[The records Boundary: Start]

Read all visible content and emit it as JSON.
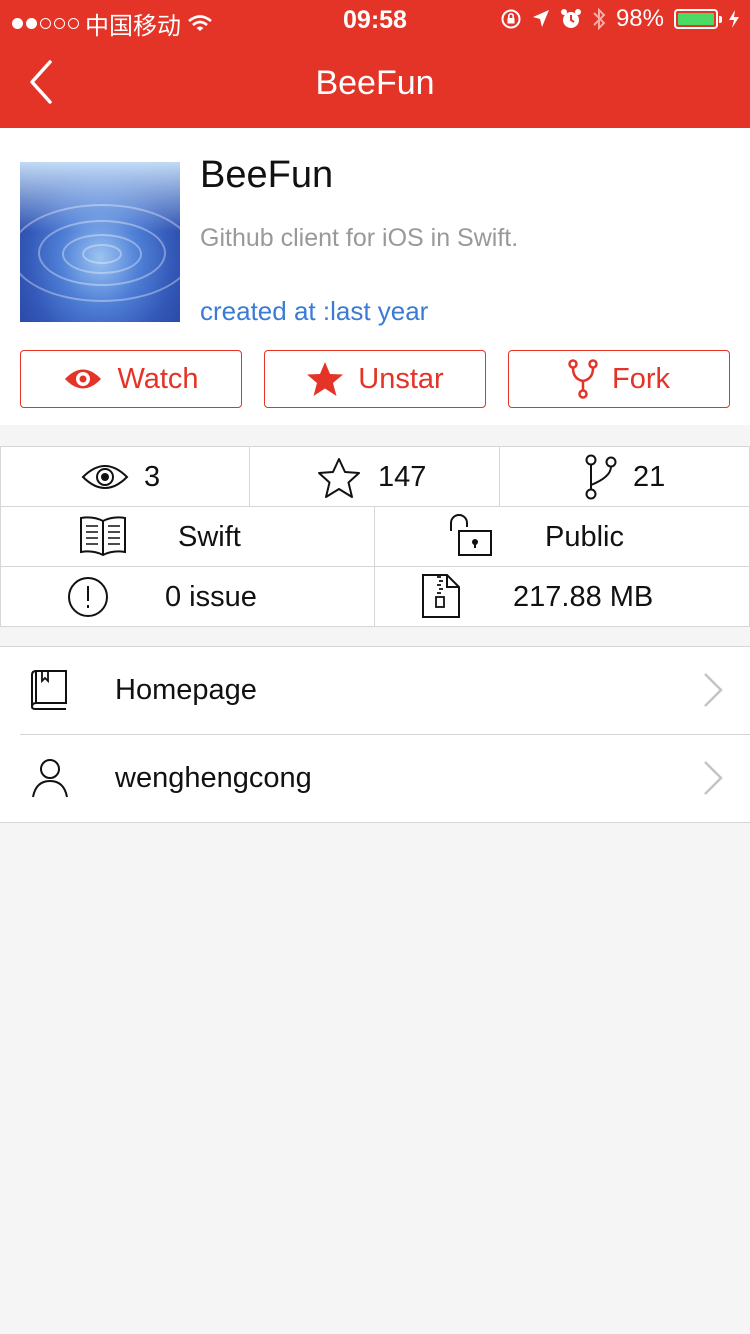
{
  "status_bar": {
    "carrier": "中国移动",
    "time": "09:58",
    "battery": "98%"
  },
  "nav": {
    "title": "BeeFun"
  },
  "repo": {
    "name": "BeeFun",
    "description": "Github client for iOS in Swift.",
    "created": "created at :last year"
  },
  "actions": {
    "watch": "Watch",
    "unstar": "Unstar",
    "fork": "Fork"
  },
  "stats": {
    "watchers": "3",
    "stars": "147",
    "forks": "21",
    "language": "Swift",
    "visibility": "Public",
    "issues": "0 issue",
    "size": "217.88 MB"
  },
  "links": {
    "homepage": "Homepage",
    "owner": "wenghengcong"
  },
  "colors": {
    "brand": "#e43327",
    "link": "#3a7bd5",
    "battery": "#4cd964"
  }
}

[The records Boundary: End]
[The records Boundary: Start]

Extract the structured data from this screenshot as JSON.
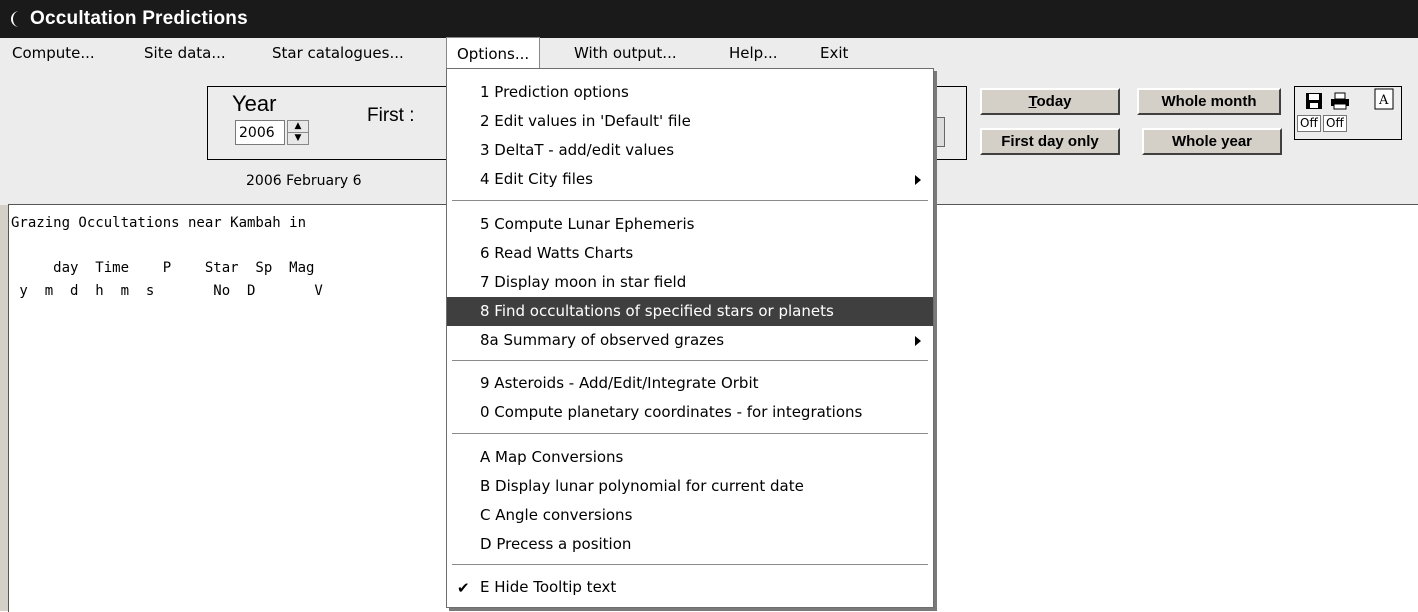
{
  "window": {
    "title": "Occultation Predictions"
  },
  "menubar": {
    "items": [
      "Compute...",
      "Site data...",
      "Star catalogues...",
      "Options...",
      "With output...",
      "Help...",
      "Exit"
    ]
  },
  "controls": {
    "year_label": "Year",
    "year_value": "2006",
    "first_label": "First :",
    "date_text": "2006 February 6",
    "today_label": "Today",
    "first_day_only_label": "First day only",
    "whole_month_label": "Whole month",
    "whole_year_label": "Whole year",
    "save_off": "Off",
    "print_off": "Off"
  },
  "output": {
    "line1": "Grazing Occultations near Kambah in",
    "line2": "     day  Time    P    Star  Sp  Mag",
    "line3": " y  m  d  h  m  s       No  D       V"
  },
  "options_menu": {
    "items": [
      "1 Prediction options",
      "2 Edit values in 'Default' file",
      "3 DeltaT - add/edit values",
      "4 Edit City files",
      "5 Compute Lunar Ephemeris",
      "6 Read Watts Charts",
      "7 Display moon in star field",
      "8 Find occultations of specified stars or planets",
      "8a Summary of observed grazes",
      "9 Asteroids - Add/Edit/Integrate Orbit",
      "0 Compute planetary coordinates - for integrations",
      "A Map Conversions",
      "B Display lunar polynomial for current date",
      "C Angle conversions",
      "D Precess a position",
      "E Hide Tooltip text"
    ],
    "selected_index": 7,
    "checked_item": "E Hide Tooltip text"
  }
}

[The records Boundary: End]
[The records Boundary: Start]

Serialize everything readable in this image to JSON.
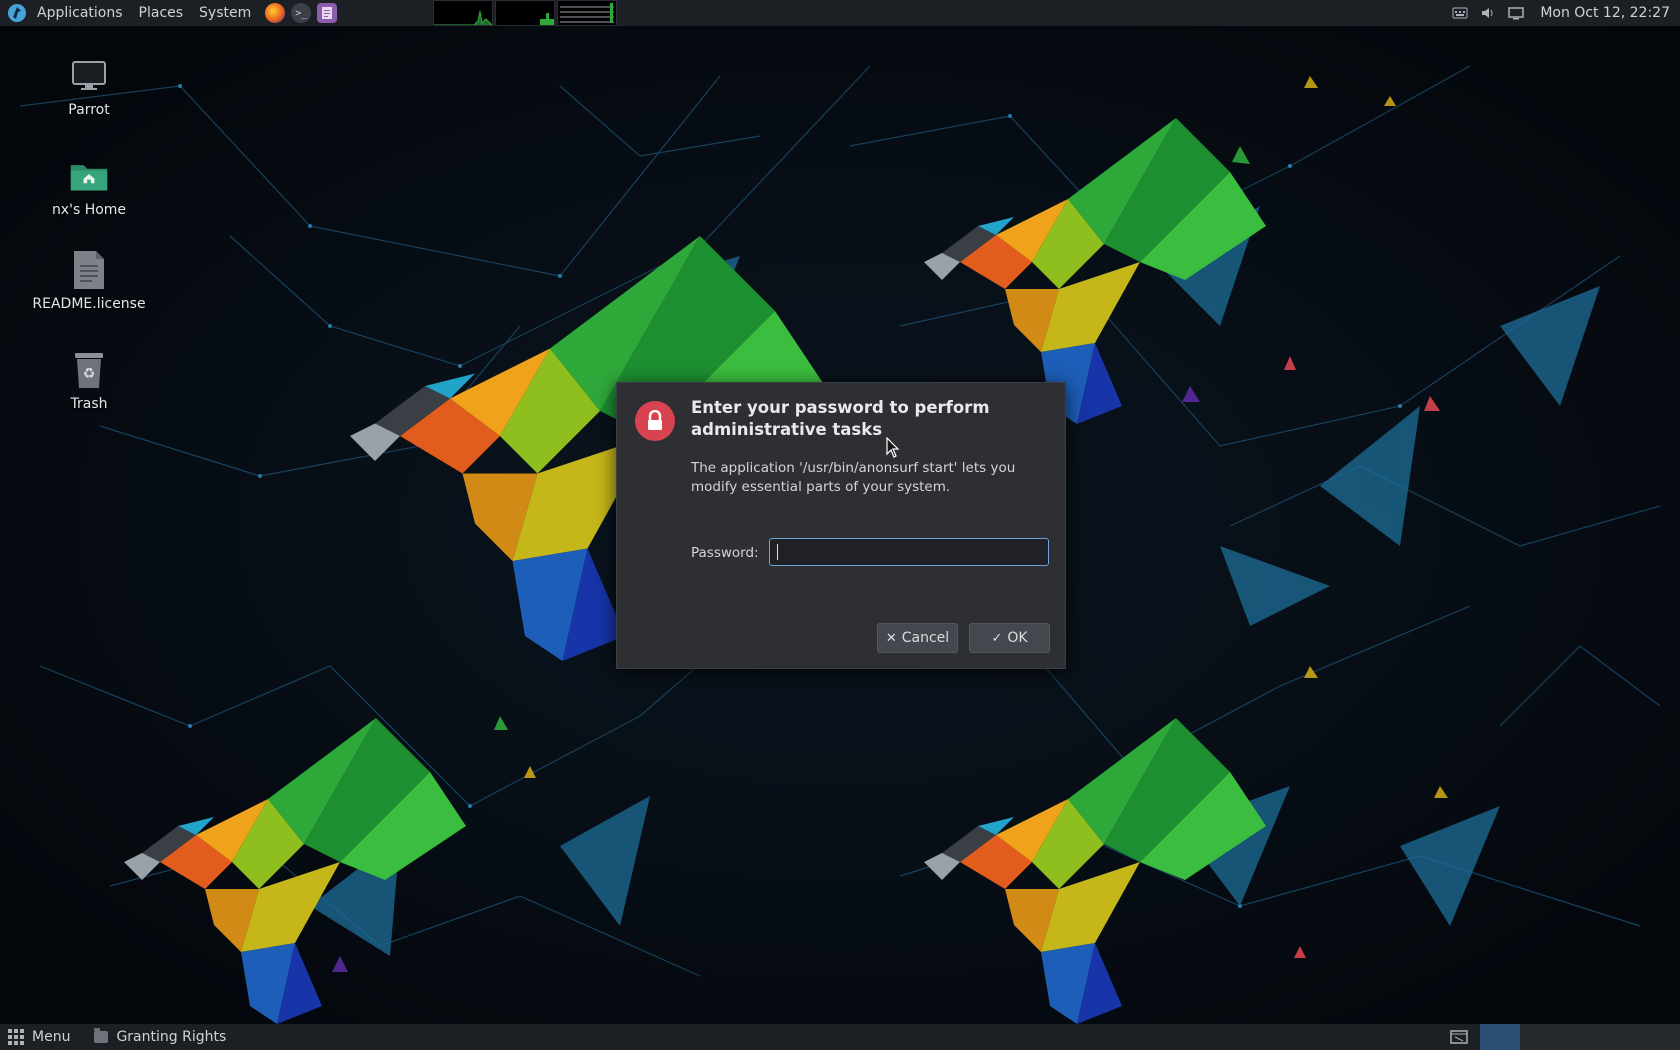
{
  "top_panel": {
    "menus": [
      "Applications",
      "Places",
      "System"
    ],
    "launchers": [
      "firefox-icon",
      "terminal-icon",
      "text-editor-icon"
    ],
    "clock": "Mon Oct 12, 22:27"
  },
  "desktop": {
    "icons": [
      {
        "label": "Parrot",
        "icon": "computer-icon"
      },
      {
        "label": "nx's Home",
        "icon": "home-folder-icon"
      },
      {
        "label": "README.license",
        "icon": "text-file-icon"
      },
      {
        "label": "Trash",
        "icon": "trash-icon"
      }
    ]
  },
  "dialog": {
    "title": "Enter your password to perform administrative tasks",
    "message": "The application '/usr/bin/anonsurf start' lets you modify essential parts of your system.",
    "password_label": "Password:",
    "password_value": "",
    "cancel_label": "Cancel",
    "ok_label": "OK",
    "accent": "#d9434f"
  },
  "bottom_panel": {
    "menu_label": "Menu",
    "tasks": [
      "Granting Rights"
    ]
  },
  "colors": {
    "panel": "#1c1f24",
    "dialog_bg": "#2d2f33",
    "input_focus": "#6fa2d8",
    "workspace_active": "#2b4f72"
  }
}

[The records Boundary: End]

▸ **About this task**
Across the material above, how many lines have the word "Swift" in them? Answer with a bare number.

▸ **Result for this task**
2